President Trump’s chief economic advisor, Gary Cohn, tendered his resignation from the White House on Tuesday, leading the Dow Jones to plummet by roughly 189 points after its already-bearish opening of 300 points down. However, adverse market shifts like this are not uncommon anymore; any news – whether economic or political – can carry drastic changes to markets, often giving investors reason to panic. Ray Dalio and Warren Buffett – two of Wall Street’s most prominent investors – agree that in conditions like this, nothing works better than keeping calm and composed.

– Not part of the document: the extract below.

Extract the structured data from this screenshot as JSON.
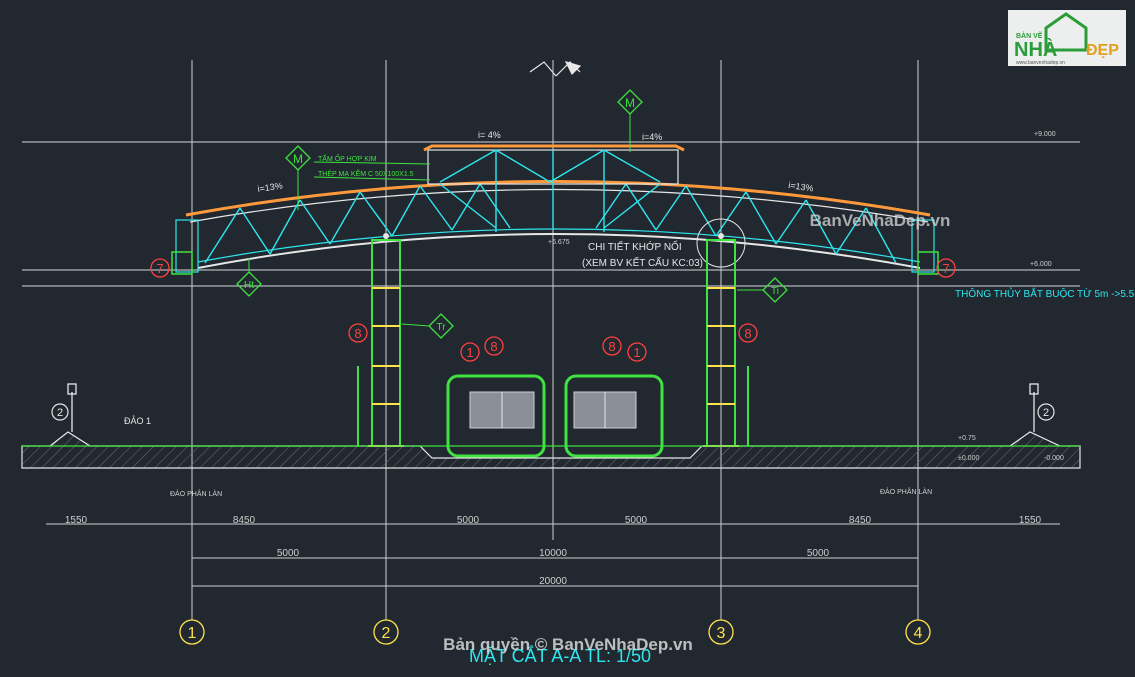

Warren Buffett, CEO of Berkshire Hathaway, accentuated that having the patience to make long-term investments is integral in receiving a high return, and stated that cash is made in markets by contributing and by owning viable, sustainable organizations for a long period of time. He believes:
“Try not to watch the market intently. In the event that they’re attempting to purchase and offer stocks, and stress when they go down a smidgen … and figure they ought to possibly offer them when they go up, they’re not going to have great outcomes.”
Ray Dalio, the founder of Bridgewater Associates, is a notable hedge fund manager and author on Wall Street, worth an estimated $14.6 billion. Dalio agrees that in times like this, the least sound strategy is giving into your fears. It can be enticing to sell when the market begins to drop, but Dalio suggests resisting this temptation and looking at the situation objectively and over a longer term. He asserts:
“You’ve got to do the opposite. It’s when you’re not scared you probably want to sell, and when you are scared, you probably want to buy.”
Both figures would agree that the objective isn’t to anticipate the direction of the markets in the future, but to learn to stay calm and capitalize on the opportunities presented today.
“Though markets are generally rational, they occasionally do crazy things, seizing the opportunities then offered does not require great intelligence, a degree in economics or a familiarity with Wall Street jargon such as alpha and beta.”